[ENTRIES PROVIDED]

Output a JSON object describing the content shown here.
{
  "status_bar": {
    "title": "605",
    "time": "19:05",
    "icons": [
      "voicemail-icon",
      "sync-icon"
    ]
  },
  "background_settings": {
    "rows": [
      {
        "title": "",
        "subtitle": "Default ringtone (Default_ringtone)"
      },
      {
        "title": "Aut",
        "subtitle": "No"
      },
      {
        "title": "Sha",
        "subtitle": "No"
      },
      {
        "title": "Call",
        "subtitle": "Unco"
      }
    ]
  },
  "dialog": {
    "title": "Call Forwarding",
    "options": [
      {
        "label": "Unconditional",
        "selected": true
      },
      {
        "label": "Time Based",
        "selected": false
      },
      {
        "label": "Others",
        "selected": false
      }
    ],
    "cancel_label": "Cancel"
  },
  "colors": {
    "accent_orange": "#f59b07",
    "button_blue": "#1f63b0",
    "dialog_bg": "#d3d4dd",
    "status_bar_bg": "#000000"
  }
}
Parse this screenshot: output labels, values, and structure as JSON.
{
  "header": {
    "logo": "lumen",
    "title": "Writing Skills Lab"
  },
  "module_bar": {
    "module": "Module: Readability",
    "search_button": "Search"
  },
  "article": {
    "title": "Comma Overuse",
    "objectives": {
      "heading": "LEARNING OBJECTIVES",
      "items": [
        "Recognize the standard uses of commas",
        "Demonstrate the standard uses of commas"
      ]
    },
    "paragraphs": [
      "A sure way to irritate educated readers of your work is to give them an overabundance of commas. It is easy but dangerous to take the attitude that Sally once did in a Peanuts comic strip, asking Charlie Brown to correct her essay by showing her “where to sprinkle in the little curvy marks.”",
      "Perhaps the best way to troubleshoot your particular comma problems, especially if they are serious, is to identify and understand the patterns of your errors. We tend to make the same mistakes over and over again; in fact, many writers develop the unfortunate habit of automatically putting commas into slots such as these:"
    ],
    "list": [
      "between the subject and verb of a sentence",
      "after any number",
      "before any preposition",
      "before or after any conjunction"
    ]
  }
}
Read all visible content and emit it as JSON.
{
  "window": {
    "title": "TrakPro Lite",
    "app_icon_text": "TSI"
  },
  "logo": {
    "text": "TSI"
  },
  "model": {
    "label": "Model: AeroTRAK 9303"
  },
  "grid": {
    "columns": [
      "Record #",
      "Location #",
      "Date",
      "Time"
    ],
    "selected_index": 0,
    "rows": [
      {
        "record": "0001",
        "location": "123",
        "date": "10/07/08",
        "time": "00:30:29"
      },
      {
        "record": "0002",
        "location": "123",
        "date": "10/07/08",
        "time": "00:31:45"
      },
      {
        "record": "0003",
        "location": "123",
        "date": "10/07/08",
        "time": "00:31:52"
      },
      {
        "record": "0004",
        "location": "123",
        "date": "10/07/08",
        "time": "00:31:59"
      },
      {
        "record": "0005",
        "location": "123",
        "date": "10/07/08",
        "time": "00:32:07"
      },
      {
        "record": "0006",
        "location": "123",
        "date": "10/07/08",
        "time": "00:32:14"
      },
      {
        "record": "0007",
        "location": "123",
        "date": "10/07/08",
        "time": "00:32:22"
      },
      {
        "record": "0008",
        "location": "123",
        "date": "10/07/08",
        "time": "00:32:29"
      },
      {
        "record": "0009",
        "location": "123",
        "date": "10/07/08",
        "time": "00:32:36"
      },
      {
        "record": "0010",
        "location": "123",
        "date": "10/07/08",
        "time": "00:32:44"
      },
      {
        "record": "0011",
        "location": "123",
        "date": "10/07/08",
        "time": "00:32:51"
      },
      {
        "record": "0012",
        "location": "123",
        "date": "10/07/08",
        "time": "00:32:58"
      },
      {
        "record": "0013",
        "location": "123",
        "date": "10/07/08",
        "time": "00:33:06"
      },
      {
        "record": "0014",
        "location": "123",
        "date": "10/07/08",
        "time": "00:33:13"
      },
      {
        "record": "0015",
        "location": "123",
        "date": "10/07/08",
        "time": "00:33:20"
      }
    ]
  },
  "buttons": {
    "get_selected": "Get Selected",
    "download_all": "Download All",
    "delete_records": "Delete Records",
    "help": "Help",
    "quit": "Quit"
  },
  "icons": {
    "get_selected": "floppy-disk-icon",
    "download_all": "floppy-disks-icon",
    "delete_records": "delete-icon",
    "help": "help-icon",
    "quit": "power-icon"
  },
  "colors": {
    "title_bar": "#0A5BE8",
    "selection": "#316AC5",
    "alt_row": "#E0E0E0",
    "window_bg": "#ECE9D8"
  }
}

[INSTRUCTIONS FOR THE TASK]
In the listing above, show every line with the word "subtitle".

[RESPONSE AREA]
        "subtitle": "Default ringtone (Default_ringtone)"
        "subtitle": "No"
        "subtitle": "No"
        "subtitle": "Unco"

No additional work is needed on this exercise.